What: Nightfall concert series featuring Deer Tick.
When: 8 tonight; Behold the Brave opens at 7 p.m.
Where: Miller Plaza, corner of M.L. King Boulevard, Market and Cherry streets.
Venue website: www.nightfallchattanooga.com.
Behold the Brave is a local indie rock quartet from Ooltewah consisting oyton Davis, Zack Randolph, Joel Parks and Jeremiah Thompson. For more information, view the band's Facebook profilie at facebook.com/beholdthebrave
From Saskatchewan to California, Chattanooga to London and dozens more dates in between, Deer Tick's summer tour is a real globetrotter.
Given a wide-ranging sound that stretches from poppy ballads to punky anthems, the Rhode Island-based indie quintet's expansive schedule is a case of life imitating art.
Although Deer Tick often is tossed cavalierly into the same alt-folk basket as groups such as Iron & Wine and Neutral Milk Hotel, guitarist Ian O'Neil said the band's members were most strongly influenced by the building block genres of American rock.
"Country/blues or rockabilly or punk or whatever ... that's the kind of music that we all like," he said. "As far as our influences and the closest thing we have to a genre, that's where we lie."
Deer Tick was founded in 2004 in Providence, R.I., by lead singer John McCauley. O'Neil joined the band about three years ago just before the release of its third studio album, "Black Dirt Sessions."
At the time, he was in between groups, and one of the primary attractions to Deer Tick, he said, was the band's then-limited touring schedule. In recent years, however, the quartet's increasing popularity has kept it on a constant touring circuit of the U.S. and Europe with dates alongside artists such as Neko Case, Dawes and Rilo Kiley vocalist Jenny Lewis.
Tonight, Deer Tick will take the stage at Miller Plaza as this week's Nightfall headliner.
Last year, the members of the band decided to address years of being mislabeled by critics and the increasing gap between the intensity of their live shows and the more laid-back sound of their recordings.
The result of that effort was the group's fourth studio album, "Divine Providence," which featured a rambunctiously intense lo-fi sound that was in stark contrast to previous releases.

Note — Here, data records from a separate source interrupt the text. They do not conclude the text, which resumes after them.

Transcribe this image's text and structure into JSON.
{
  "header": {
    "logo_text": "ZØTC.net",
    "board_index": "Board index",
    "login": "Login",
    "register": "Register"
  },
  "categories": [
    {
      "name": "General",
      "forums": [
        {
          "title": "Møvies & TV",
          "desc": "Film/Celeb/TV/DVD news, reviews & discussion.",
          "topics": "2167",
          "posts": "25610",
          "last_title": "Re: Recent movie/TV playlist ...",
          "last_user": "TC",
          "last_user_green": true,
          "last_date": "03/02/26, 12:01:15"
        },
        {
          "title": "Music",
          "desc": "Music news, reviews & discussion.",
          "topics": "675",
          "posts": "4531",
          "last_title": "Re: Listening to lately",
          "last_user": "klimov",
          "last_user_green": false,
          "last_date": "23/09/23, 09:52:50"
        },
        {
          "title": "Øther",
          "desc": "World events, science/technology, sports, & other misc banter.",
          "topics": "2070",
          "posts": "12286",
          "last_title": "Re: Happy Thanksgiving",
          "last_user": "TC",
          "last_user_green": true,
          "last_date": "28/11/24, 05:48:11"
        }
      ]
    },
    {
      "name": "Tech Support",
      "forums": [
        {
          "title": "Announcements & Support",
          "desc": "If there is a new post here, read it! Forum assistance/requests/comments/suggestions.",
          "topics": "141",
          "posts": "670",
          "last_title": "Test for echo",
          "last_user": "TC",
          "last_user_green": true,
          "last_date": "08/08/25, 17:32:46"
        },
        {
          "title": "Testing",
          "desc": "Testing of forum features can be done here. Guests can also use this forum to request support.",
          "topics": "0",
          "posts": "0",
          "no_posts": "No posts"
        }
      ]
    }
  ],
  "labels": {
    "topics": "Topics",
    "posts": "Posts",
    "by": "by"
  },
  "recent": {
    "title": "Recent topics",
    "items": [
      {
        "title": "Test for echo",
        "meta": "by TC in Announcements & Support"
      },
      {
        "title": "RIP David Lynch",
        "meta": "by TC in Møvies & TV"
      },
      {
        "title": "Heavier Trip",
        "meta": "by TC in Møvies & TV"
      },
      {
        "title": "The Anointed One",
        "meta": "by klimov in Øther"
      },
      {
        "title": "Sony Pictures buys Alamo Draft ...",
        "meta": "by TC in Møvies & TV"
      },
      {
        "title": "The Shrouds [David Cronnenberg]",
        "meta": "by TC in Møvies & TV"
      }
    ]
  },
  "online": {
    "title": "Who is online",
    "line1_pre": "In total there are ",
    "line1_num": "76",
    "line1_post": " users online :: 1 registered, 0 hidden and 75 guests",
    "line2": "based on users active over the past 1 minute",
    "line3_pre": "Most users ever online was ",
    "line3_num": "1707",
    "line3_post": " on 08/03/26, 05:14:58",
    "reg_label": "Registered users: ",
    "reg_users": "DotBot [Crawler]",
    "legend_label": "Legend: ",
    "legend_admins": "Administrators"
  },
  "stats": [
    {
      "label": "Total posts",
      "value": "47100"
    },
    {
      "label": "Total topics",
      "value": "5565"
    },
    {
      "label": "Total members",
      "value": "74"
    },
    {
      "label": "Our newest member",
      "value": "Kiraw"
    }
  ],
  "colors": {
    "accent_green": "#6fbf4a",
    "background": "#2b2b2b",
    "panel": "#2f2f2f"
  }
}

"Divine Providence" and "Tim," its 2012 follow-up, will be featured alongside back-catalog material during the set tonight.
O'Neil said the group began working earlier this year on a follow-up that yet again will shift the sound in new directions, but the most-recent releases were a statement he's glad they made.
"That's the record we set out to make, and I'm really happy we made it," he said. "I think it needed to happen just to bring something right up in our audience's face and clear the slate, you know? We felt like we were fighting for something."